September 11, 2017
Using sweet rich Soufa bread to create one giant sweet roll in the the shape of a turban. Shared by Taunya Otten of Barex Dairy, Gunnison Utah, the recipe was her Great Grandma Gilgen’s Soufa (Züpfe) bread. The rich ingredients make it perfect for sweet rolls. Recipe makes 2 cast iron pan giant cinnamon turbans, or two loaves of bread (or 24 dinner rolls).
Watch Becky make the roll on Studio 5
Scald milk (heat until bubbles form around edge of pan, but it does boil); pour hot milk in large mixing bowl, add ½-cup butter, stir to melt. Stir in ½-cup sugar and cool to lukewarm (temperature of a baby’s bottle). Add warm water and yeast; beat in eggs and salt, mix well. Beat in about 5-6 cups flour and the optional dough enhancer; gradually knead in enough more flour to make a soft dough, but firm enough to handle and the texture is smooth and elastic. Place dough in a clean greased bowl, cover with a clean dish towel and allow to rise until double in bulk.

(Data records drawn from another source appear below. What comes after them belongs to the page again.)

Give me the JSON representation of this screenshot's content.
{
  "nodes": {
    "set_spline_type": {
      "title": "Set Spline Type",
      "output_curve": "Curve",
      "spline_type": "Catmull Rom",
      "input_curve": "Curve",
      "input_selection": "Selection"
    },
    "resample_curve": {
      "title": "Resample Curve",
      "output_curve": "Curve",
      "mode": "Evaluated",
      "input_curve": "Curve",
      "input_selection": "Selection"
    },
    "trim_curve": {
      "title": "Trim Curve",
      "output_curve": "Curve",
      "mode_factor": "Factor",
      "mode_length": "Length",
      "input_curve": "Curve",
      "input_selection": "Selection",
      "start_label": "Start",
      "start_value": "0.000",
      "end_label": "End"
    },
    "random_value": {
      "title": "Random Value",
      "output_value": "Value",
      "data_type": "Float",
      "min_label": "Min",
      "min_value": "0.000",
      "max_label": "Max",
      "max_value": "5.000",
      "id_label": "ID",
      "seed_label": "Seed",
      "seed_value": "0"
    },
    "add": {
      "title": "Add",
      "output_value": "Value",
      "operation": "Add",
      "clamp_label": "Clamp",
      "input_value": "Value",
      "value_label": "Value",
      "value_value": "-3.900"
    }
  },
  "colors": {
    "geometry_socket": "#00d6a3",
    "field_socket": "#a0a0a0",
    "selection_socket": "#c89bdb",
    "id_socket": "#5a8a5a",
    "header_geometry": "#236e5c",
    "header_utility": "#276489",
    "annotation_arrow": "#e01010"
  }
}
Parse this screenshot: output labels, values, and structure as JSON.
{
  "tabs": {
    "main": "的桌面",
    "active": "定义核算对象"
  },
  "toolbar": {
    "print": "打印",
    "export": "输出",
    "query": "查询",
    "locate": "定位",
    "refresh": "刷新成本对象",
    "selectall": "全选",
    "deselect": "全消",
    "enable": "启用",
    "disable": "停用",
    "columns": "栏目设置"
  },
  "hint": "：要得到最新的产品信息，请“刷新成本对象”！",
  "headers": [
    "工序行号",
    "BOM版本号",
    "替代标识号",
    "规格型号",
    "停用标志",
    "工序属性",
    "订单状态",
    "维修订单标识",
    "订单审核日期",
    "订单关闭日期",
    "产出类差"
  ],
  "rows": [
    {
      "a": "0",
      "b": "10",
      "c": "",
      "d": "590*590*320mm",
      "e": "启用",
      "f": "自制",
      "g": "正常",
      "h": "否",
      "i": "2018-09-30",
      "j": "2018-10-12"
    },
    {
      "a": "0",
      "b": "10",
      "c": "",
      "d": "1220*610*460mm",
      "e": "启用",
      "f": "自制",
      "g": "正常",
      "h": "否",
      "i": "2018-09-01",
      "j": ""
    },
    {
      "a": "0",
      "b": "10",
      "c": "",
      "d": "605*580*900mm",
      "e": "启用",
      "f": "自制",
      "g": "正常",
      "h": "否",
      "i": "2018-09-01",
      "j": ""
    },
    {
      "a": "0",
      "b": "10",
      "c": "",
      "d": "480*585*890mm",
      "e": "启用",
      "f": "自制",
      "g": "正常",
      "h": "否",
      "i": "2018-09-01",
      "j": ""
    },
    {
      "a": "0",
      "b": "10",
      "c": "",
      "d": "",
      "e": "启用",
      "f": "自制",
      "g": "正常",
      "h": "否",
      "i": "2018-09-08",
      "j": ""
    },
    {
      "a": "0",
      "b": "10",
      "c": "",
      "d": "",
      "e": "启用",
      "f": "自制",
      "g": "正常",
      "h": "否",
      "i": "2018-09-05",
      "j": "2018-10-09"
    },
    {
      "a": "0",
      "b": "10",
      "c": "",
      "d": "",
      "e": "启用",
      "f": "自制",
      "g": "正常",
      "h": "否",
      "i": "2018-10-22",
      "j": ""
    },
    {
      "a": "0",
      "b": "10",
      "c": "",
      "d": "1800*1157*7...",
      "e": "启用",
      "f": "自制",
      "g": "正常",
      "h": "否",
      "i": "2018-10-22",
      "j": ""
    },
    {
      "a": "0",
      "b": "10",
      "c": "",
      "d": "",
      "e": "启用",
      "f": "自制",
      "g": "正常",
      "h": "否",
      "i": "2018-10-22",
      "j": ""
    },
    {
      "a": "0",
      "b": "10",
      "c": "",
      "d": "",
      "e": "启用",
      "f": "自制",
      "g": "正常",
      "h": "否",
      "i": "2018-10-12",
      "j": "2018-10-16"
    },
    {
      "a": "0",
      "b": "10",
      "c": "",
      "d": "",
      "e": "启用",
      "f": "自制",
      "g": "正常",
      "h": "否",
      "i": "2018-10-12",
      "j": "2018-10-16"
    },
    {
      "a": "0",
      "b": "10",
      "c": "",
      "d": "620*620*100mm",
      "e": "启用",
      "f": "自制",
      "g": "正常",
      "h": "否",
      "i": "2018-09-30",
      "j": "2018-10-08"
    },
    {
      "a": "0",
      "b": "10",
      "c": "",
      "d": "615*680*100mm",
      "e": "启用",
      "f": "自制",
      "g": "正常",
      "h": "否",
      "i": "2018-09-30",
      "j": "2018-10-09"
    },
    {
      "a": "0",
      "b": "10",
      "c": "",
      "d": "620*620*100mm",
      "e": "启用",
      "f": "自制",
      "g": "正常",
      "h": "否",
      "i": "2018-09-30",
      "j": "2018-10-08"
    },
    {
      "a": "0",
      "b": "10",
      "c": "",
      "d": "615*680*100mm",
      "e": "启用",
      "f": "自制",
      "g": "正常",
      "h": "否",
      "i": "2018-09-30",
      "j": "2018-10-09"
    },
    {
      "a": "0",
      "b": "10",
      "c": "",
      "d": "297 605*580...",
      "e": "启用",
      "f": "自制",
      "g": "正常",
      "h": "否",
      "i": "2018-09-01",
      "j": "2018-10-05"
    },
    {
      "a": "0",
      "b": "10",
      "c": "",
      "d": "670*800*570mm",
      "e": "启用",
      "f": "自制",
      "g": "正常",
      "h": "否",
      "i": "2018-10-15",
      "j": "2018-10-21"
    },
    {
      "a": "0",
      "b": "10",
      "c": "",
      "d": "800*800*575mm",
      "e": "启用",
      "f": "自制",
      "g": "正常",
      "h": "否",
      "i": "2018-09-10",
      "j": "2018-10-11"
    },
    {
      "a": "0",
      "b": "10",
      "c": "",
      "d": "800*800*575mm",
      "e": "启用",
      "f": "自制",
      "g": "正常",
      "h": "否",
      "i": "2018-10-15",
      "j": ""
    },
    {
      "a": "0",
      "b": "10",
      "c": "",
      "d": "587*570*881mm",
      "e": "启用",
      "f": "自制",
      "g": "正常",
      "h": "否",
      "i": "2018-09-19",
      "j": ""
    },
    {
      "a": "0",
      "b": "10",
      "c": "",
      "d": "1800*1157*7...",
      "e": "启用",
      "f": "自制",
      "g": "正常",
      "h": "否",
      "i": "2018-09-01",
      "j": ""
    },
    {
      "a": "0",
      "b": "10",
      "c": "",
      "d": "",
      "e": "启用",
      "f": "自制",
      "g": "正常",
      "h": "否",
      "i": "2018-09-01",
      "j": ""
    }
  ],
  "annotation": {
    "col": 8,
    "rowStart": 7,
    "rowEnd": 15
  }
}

Remove dough from bowl, place on a floured surface and knead to remove air bubbles. Divide dough in half; roll each piece of dough into 10x20 inch rectangle. Spread each rectangle with 2-tablespoons softened butter. Mix together ¼-cup sugar and the cinnamon, sprinkle half over each buttered rectangle dough. Sprinkle dough with raisins or cinnamon chips (or both).
Using a pizza cutter, cut each rectangle lengthwise into 4 equal strips. Loosely roll first strip, place roll on second strip and continue to roll; repeat with 3rd and 4th strips making one giant cinnamon roll. Place giant cinnamon roll in prepared pan. Cover roll loosely with a towel or plastic wrap and allow to rest for 30 minutes while oven is preheating. Bake about 35 minutes or until golden brown and cooked through. Remove from oven, place on cooling rack and brush top with melted butter if desired.

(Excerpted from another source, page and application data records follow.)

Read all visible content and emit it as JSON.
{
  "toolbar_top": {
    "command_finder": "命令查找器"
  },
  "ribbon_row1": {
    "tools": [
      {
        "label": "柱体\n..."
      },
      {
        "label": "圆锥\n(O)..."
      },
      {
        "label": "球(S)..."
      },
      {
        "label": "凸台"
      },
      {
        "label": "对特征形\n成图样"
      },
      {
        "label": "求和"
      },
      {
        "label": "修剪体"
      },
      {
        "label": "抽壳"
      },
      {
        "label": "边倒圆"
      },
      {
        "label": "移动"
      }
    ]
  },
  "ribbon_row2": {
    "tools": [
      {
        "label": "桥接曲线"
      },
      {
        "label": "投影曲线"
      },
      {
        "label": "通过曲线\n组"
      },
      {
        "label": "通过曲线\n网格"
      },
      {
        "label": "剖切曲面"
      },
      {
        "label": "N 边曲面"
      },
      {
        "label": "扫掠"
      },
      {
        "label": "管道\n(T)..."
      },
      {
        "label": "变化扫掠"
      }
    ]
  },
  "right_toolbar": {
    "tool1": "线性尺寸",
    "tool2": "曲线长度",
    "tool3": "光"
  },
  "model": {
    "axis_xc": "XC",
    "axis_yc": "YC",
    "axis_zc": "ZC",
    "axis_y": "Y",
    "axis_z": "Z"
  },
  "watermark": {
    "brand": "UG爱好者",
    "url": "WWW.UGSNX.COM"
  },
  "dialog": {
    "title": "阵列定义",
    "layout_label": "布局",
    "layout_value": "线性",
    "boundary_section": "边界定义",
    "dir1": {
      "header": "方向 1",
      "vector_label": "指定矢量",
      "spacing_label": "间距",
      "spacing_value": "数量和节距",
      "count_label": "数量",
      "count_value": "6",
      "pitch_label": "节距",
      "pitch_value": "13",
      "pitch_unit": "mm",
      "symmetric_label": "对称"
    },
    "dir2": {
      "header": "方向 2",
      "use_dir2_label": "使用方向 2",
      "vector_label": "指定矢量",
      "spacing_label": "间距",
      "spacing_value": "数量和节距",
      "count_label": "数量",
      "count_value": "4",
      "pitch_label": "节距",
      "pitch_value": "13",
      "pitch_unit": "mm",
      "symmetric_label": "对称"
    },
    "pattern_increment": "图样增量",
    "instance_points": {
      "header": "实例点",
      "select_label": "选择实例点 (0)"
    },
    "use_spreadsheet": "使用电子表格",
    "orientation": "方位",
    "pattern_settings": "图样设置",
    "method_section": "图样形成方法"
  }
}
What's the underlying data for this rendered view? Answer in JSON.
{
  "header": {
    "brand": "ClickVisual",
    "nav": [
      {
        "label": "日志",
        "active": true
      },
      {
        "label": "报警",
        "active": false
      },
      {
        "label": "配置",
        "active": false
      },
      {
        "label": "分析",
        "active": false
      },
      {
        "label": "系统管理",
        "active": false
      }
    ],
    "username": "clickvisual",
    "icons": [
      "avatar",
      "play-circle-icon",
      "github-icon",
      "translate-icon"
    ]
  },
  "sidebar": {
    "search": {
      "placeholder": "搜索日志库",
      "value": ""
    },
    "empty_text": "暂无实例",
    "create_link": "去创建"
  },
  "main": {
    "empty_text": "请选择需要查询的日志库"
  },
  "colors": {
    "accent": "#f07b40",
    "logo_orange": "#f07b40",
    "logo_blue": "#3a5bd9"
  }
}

Glaze: Stir together ¼-cup softened butter, powdered sugar, vanilla, dash of salt and about 4-tablespoons milk. Beat until smooth; add additional milk to create desired spreadable consistency. Spread on slightly warm, cinnamon bun (too hot and the frosting will melt and spread to far). Enjoy with a tall cold glass of milk.
Note: the addition of cinnamon chips and dough enhancer are Taunya’s modern additions to Grandma Gilgen's recipe for flavor and to increase the shelf life of the bread.

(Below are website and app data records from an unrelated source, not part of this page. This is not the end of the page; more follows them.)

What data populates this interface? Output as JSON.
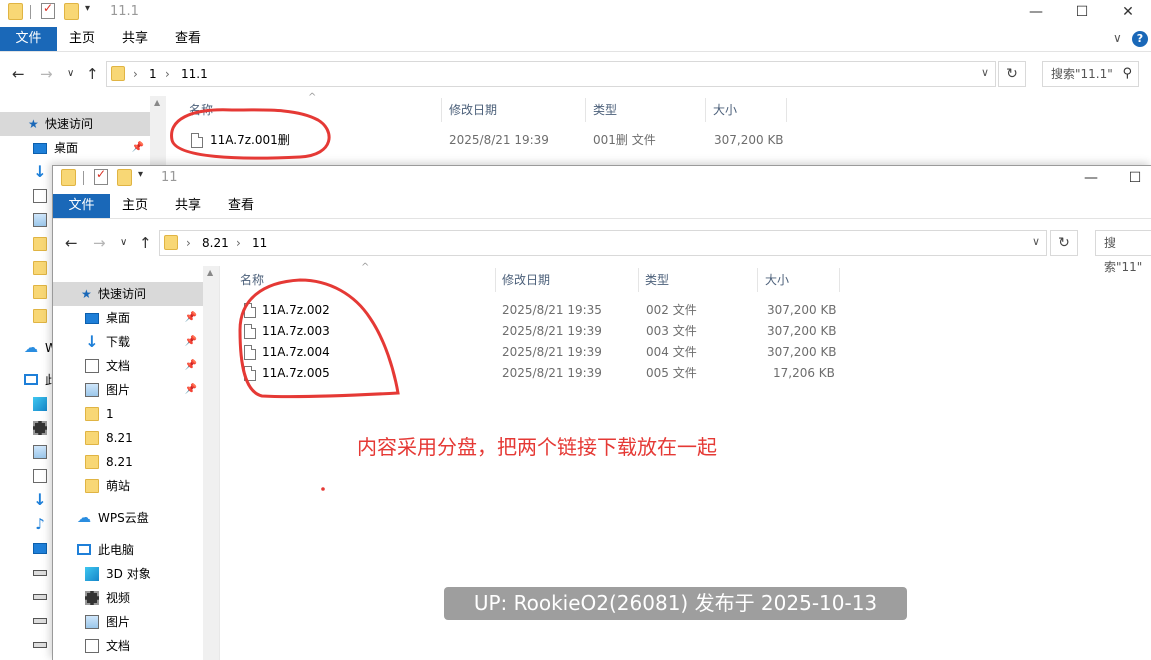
{
  "back": {
    "title": "11.1",
    "tabs": {
      "file": "文件",
      "home": "主页",
      "share": "共享",
      "view": "查看"
    },
    "path": [
      "1",
      "11.1"
    ],
    "search_placeholder": "搜索\"11.1\"",
    "sidebar": {
      "quick_access": "快速访问",
      "desktop": "桌面",
      "wps_cut": "W",
      "pc_cut": "此"
    },
    "columns": {
      "name": "名称",
      "date": "修改日期",
      "type": "类型",
      "size": "大小"
    },
    "files": [
      {
        "name": "11A.7z.001删",
        "date": "2025/8/21 19:39",
        "type": "001删 文件",
        "size": "307,200 KB"
      }
    ]
  },
  "front": {
    "title": "11",
    "tabs": {
      "file": "文件",
      "home": "主页",
      "share": "共享",
      "view": "查看"
    },
    "path": [
      "8.21",
      "11"
    ],
    "search_placeholder": "搜索\"11\"",
    "sidebar": {
      "quick_access": "快速访问",
      "desktop": "桌面",
      "downloads": "下载",
      "documents": "文档",
      "pictures": "图片",
      "folder_1": "1",
      "folder_821a": "8.21",
      "folder_821b": "8.21",
      "folder_mz": "萌站",
      "wps": "WPS云盘",
      "this_pc": "此电脑",
      "objects3d": "3D 对象",
      "videos": "视频",
      "pc_pictures": "图片",
      "pc_documents": "文档"
    },
    "columns": {
      "name": "名称",
      "date": "修改日期",
      "type": "类型",
      "size": "大小"
    },
    "files": [
      {
        "name": "11A.7z.002",
        "date": "2025/8/21 19:35",
        "type": "002 文件",
        "size": "307,200 KB"
      },
      {
        "name": "11A.7z.003",
        "date": "2025/8/21 19:39",
        "type": "003 文件",
        "size": "307,200 KB"
      },
      {
        "name": "11A.7z.004",
        "date": "2025/8/21 19:39",
        "type": "004 文件",
        "size": "307,200 KB"
      },
      {
        "name": "11A.7z.005",
        "date": "2025/8/21 19:39",
        "type": "005 文件",
        "size": "17,206 KB"
      }
    ]
  },
  "annotation_text": "内容采用分盘，把两个链接下载放在一起",
  "watermark": "UP: RookieO2(26081) 发布于 2025-10-13",
  "colors": {
    "accent": "#1a68b8",
    "annotation": "#e53935"
  }
}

Taunya Otten, Barex Dairy Farm in Gunnison Utah shared this recipe. She loved the memories of her great grandma Gilgen’s kitchen and the smell of baking bread wafting through the house.
Braided Swiss Bread
Soufa (Züpfe) Bread is traditionally a braided Swiss bread. To braid the bread, follow directions above through kneading and dividing the dough in half. Divide each half into 3 equal pieces; roll each piece into a rope about 12 inches long. Lay the 3 ropes side by side; start in the middle and braid the ropes together, turn and braid opposite end. Tuck ends under and place braid in standard loaf pan. Follow directions above for resting and baking.
Alternate “Twisted” Cinnamon Ring
Fun way to create a beautiful cinnamon roll twist. Follow directions above through the dividing of the dough and rolling into two rectangles. Spread with butter, sprinkle with cinnamon and sugar. Roll each rectangle into a roll, as if for individual cinnamon rolls. Using a sharp knife, but the roll in half lengthwise. Lay each half with cut side up. Twist together each half as if making a two strand braid. Place the twist into prepared pan creating a ring. Follow directions above for resting and baking.
What is ‘dough enhancer?’
That question usually means what is “commercial dough enhancer.” Dough is basically flour, water and leavening (yeast). The addition of any other ingredients to improve the texture, taste, shelf life, or crumb is an enhancer. So, for example: milk makes a more tender crumb and a finer texture - it is a dough enhancer; sugar helps the bread to brown and feeds the yeast producing a higher volume loaf - it is a dough enhancer; butter improves the tenderness and flavor - it is a dough enhancer; salt improves the taste and keeps the yeast in check - it is a dough enhancer.
Commercial dough enhancers improve the quality and shelf life of the bread. They may include a mixture of whey, lecithin, cornstarch, honey or sugar, ascorbic acid and or citric acid. It is optional in the bread, you may achieve the same results using your bread ingredients. Using dough enhancer is like getting a jump start on a the bread.